Would we want divine intervention?

One reason I don’t fully trust arguments against God that revolve around the problem of evil is that I don’t have that clear an idea about what a more perfect world would look like. Sure, I can suggest some improvements to the universe. But if I were able to fundamentally mess with the way the world works, I would still have very little hope to calculate what all the unintended consequences would be.

For example, I have no idea whether I would like the opportunity to have supernatural knowledge about certain things.

Say I could pray to an appropriate deity or make a Faustian bargain with a devil to solve some problem in physics. I’d be tempted. I’ve spent half of today—one of many occasional such days—essentially gazing at the wall, getting ever more frustrated with my inability to come up with a foothold that would let me tackle a nasty mathematical problem. I need a solution, to see if some wild idea I have corresponds to any real physics or is merely crazy. If a mathematician were to come by and offer to sell me a solution, I’d immediately be checking what’s in my bank account. (Mind you, I wouldn’t be surprised if some mathematician has already done what I want. But it’s easier to reinvent the wheel sometimes than to try to find something that if it exists might be buried in an obscure mathematical journal. Especially since I’m a physicist, and mathematics is only neighboring territory, not my home ground.)

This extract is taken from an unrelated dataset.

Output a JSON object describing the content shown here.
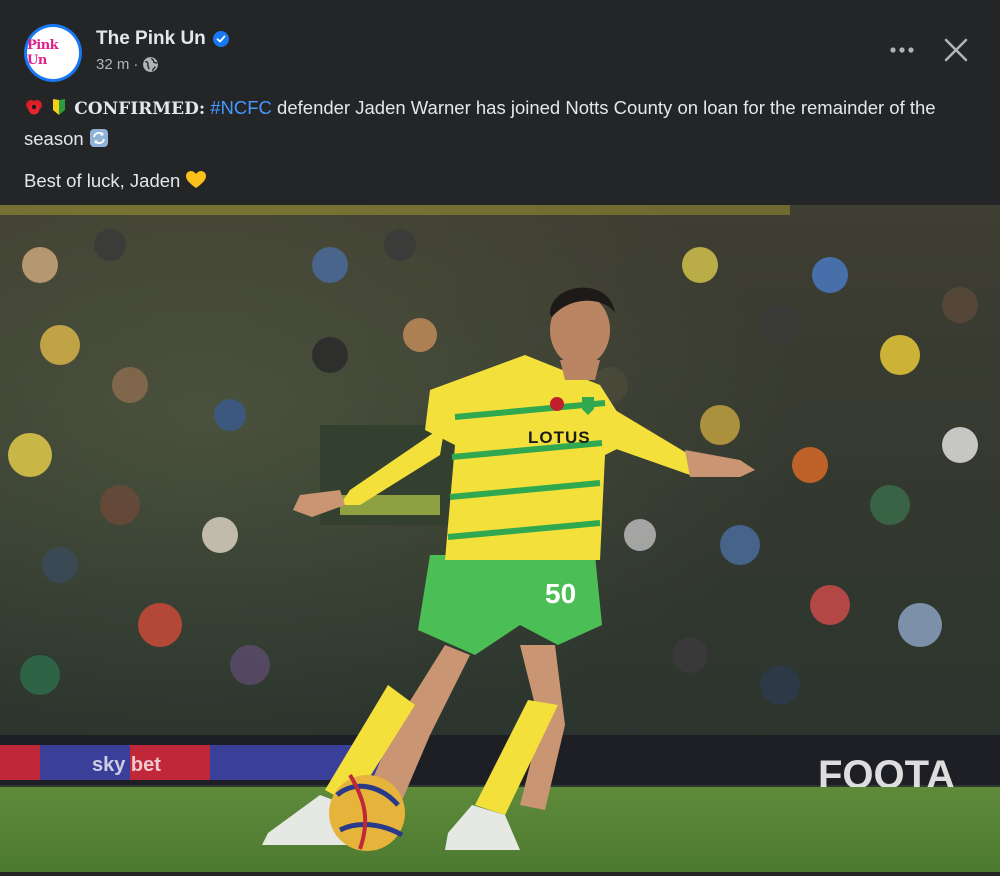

But somehow, buying that proof from a supernatural source would not be the same, even if the price was reasonable. I like the idea of science and math being a human accomplishment. Somehow it would cheapen the enterprise if when we got stuck, we would have the possibility to perform some ritual or call on some higher power, and there we have our answers.

And maybe something similar goes for other possibilities for divine intervention as well. In many cases, we’d get what we want, but somehow it would be cheapened. Mind you, if I had cancer, and a faith healer could cure me, I wouldn’t be griping about how it would be more satisfying if human medicine would have saved me.

In other words, when speaking of divine intervention improving the world, I find that I am of two minds, confused, ambivalent. I begin to think that when a theologian wants to block the force of the problem of evil, the best move they can make is to point out the limitations of our knowledge. It’s taking refuge in obscurity, to be sure. But in this case, at least some of the fog seems to be real.

About Taner Edis

Professor of physics at Truman State University